# Work to be completed:
Work out how many lines in the data hold the string "nightgown". Reply with only that number.

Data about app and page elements
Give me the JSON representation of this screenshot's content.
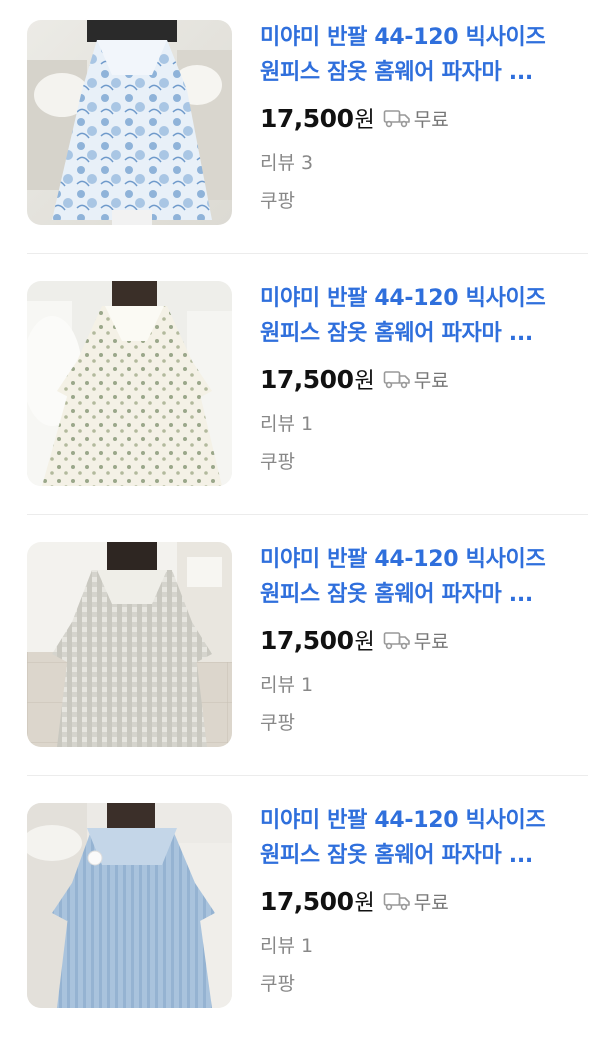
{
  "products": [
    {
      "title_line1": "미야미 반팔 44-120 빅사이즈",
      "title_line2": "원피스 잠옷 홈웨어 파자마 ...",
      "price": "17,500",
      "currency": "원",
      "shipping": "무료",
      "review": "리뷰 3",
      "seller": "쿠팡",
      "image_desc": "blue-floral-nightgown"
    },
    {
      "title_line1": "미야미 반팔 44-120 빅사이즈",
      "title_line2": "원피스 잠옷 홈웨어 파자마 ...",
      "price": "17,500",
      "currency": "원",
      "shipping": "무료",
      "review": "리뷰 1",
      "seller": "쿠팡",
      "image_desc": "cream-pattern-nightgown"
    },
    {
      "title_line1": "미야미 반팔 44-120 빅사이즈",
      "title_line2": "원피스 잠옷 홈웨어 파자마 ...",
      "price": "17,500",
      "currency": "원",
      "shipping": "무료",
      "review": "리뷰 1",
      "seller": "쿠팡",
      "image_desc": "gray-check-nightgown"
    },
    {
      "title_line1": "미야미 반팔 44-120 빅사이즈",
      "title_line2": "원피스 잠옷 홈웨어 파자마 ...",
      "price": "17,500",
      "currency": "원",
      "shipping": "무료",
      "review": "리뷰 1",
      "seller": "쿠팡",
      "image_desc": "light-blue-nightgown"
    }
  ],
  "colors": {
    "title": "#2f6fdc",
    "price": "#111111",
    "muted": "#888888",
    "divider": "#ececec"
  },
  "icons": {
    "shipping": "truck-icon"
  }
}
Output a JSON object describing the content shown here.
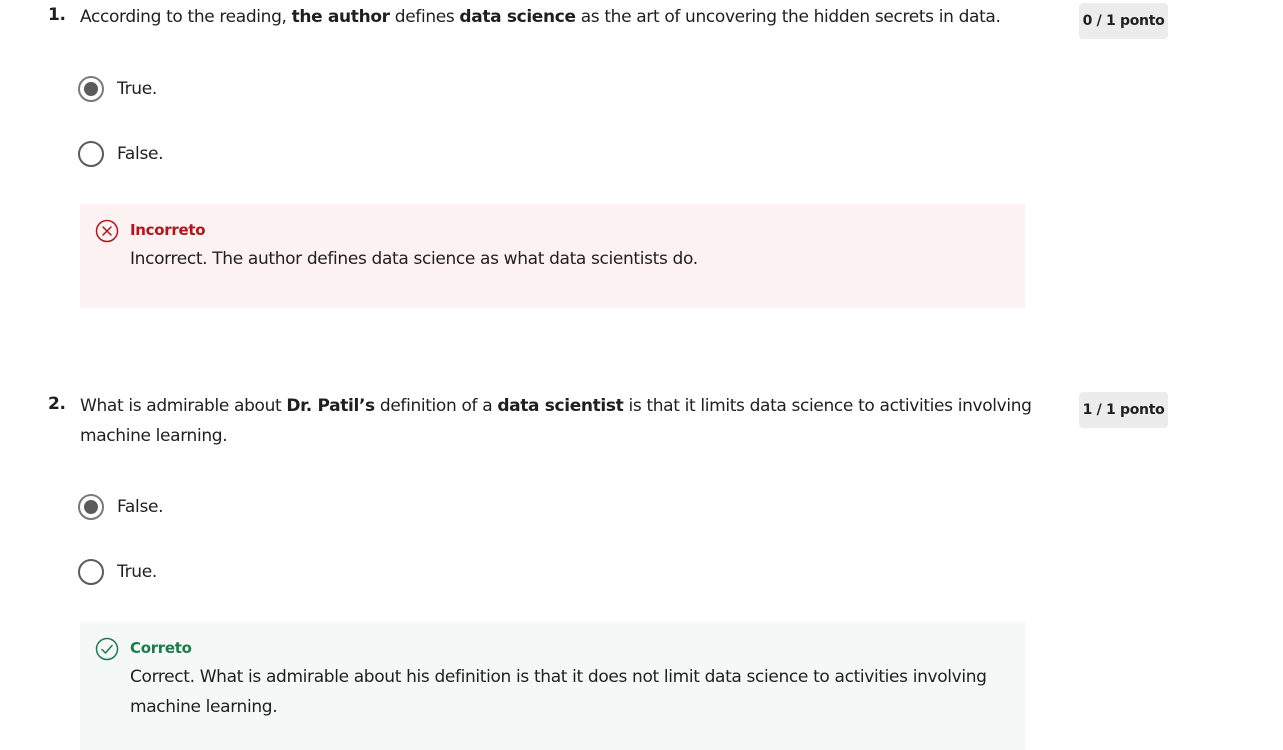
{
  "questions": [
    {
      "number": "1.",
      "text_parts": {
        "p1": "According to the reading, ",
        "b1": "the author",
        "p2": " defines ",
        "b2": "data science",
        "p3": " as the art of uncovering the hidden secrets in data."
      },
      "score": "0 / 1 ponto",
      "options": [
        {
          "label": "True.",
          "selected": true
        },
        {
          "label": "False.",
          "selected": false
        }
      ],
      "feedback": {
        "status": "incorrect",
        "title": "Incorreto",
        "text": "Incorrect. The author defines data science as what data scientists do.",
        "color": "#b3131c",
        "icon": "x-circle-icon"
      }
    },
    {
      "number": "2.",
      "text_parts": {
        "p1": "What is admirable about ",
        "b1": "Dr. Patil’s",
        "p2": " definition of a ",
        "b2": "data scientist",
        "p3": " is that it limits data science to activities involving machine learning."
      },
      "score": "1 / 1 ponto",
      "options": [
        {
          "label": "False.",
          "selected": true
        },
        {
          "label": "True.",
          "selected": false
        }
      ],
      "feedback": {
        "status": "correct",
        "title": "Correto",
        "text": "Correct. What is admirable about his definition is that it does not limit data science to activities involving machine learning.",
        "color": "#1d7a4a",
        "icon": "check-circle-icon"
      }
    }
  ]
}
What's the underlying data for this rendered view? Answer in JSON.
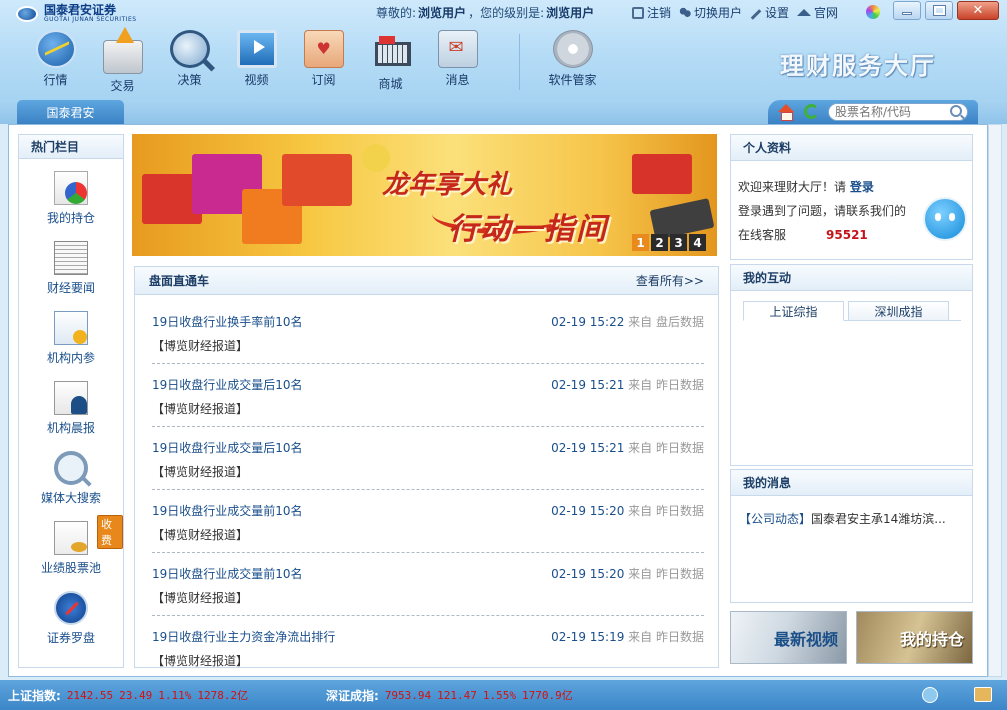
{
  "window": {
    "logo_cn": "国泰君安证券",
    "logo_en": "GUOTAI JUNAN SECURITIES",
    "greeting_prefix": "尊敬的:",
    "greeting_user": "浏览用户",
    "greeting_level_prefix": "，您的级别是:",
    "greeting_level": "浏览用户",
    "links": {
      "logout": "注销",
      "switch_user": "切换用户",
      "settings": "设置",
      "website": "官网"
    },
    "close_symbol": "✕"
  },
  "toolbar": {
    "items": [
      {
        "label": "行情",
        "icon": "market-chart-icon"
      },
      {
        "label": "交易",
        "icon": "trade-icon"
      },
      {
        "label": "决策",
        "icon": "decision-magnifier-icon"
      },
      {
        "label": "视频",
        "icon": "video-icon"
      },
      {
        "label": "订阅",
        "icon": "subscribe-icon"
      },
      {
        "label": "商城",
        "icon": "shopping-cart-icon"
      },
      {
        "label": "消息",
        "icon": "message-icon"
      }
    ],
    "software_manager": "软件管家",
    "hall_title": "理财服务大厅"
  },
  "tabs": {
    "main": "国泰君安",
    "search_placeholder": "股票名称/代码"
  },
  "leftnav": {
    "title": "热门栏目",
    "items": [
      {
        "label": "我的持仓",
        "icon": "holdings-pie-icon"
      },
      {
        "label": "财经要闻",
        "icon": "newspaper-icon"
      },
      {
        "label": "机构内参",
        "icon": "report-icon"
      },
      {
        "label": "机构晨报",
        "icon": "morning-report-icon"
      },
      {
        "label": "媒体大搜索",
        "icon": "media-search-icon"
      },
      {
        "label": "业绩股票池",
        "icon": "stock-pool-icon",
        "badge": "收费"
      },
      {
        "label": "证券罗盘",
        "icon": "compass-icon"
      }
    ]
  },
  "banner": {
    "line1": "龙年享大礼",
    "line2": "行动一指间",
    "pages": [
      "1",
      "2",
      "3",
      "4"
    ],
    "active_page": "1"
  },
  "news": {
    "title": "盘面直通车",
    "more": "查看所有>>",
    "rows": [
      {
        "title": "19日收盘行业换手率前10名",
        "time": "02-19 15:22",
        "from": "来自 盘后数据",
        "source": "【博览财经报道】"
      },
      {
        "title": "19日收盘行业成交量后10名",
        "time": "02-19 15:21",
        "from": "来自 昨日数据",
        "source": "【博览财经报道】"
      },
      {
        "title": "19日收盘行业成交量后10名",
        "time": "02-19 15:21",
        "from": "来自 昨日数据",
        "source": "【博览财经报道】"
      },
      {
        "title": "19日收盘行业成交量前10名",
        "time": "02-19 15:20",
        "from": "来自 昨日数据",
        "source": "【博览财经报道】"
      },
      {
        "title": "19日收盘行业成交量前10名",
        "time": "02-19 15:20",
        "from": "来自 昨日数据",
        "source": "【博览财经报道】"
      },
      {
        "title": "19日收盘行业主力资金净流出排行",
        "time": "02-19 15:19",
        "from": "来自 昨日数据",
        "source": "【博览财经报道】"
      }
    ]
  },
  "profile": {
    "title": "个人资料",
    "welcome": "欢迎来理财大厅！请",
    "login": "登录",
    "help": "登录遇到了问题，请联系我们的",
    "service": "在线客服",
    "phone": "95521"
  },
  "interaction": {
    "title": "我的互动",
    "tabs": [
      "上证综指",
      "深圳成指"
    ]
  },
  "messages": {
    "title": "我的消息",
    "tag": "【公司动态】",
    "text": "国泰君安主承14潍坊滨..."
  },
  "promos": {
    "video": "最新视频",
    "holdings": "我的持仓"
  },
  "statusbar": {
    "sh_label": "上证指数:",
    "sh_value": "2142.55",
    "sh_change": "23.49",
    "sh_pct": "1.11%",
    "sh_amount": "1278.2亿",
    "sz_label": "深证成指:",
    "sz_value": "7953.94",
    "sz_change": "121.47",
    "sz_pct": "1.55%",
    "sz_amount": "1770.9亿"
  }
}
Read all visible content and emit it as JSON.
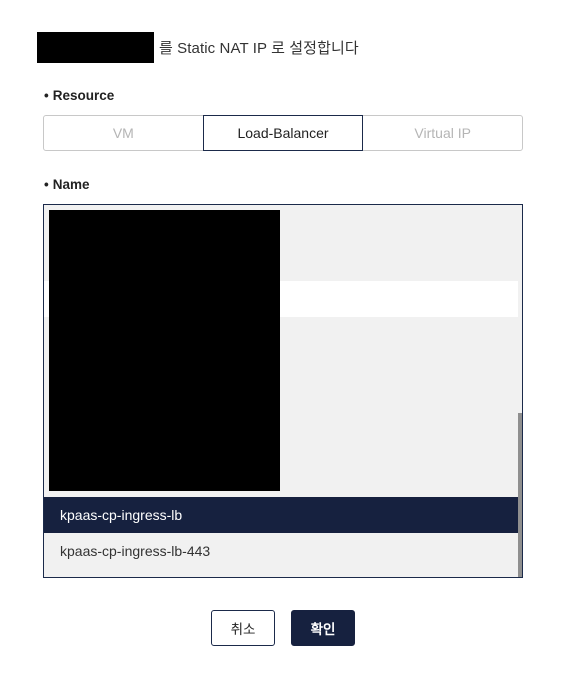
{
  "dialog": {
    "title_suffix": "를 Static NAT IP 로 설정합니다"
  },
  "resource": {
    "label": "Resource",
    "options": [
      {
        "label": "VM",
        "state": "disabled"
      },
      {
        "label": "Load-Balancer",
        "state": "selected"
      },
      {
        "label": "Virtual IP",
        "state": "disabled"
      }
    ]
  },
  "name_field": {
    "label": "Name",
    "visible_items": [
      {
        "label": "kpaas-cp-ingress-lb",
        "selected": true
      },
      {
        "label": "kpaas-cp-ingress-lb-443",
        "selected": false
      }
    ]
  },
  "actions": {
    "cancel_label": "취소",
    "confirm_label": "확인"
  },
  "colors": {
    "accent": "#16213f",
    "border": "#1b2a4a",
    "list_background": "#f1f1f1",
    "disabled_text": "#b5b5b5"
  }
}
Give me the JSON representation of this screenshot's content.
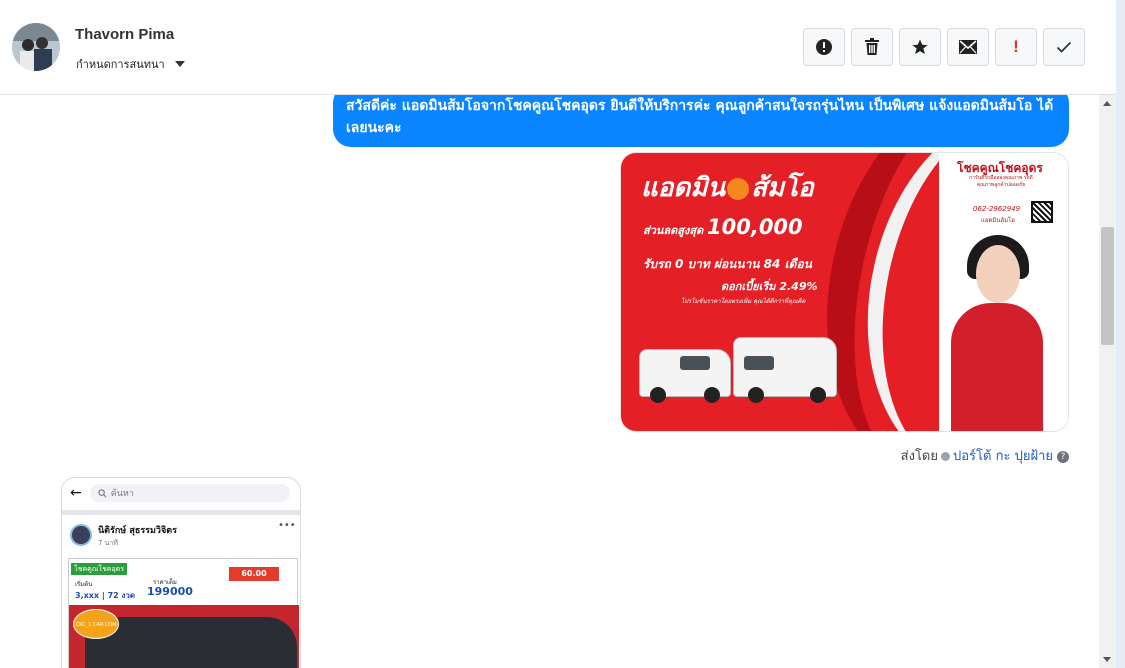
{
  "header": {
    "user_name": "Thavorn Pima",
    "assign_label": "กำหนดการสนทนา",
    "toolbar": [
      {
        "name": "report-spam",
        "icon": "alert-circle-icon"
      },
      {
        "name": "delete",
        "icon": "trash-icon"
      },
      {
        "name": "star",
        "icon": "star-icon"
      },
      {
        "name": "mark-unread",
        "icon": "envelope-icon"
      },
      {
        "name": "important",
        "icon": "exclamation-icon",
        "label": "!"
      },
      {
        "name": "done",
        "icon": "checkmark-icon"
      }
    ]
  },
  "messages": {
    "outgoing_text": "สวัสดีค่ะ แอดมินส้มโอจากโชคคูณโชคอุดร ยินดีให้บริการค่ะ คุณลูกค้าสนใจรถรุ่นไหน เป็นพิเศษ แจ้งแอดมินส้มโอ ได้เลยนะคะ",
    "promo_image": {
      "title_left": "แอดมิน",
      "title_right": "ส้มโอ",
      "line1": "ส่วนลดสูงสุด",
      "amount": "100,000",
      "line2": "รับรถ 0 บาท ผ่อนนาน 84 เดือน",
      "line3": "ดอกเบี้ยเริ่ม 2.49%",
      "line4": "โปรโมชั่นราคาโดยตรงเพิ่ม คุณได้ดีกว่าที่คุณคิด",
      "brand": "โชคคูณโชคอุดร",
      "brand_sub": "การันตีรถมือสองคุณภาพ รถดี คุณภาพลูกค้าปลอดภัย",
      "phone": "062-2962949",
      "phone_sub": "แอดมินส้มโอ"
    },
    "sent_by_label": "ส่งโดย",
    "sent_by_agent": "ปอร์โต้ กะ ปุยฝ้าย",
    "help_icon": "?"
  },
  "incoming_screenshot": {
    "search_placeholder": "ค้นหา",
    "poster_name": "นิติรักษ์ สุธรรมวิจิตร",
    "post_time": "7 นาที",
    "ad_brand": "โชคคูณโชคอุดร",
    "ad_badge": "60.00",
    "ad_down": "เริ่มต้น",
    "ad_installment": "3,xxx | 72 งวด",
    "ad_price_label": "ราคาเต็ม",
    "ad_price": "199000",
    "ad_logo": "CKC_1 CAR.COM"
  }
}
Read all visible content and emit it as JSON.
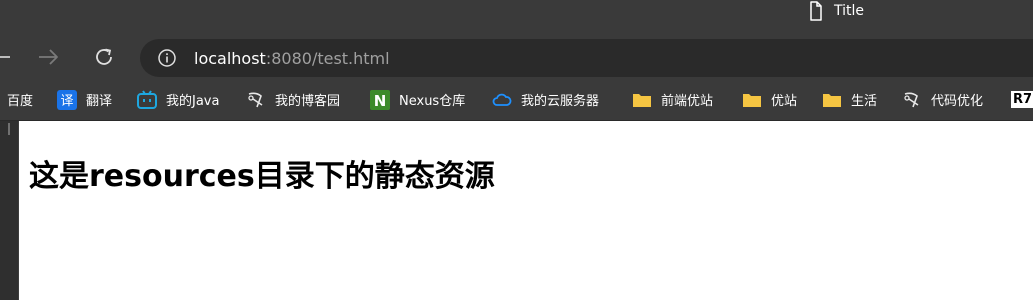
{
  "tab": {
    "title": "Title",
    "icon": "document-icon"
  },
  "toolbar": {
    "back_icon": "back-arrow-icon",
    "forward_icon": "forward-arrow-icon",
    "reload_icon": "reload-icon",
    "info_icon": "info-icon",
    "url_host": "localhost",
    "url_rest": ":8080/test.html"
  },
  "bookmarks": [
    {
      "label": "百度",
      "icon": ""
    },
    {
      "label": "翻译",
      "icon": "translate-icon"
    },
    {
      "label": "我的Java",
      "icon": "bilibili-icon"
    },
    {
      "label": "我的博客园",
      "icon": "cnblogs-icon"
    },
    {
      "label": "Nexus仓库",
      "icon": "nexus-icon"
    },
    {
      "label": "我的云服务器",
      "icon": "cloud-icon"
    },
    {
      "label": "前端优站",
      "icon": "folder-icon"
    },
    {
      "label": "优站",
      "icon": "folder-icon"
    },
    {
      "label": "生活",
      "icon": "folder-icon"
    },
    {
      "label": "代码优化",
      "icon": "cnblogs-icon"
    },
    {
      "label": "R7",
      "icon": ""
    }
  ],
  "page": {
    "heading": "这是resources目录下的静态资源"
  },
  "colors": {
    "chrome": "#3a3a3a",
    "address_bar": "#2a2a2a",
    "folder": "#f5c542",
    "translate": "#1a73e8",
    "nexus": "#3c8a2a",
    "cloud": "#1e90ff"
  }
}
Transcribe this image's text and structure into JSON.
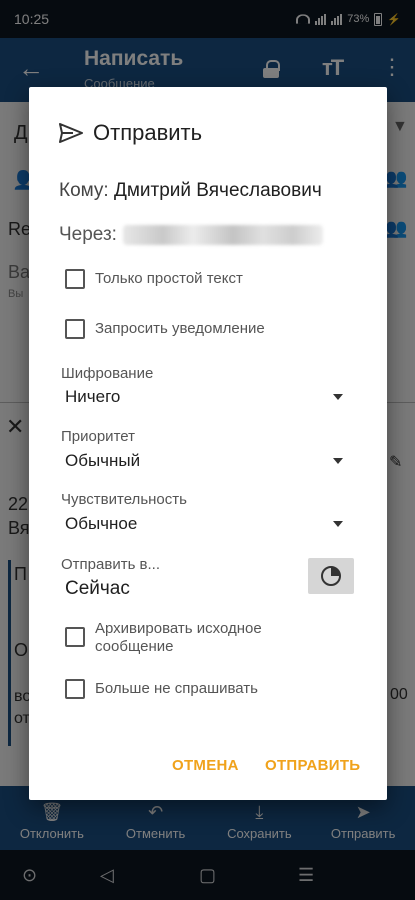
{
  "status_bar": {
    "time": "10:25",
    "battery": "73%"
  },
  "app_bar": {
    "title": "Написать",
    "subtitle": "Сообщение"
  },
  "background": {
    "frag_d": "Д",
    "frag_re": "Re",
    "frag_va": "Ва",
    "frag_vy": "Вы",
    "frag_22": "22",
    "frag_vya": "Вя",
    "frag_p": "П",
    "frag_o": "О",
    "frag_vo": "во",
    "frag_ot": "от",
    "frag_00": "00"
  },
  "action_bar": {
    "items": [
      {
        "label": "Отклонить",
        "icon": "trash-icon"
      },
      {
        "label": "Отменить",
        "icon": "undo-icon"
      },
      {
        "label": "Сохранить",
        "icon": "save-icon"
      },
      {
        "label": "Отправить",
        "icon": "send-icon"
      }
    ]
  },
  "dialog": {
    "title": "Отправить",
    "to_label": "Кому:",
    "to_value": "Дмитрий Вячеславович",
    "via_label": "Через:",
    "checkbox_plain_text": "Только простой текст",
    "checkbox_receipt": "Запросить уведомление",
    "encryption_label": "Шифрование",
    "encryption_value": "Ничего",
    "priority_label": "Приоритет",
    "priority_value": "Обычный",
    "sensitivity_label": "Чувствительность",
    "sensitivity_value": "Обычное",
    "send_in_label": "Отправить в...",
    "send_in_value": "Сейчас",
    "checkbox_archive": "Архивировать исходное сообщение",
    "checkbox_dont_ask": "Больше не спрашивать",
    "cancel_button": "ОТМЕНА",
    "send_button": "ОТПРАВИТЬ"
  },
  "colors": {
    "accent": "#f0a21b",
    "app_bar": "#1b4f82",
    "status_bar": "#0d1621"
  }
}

# Answer to this problem:
4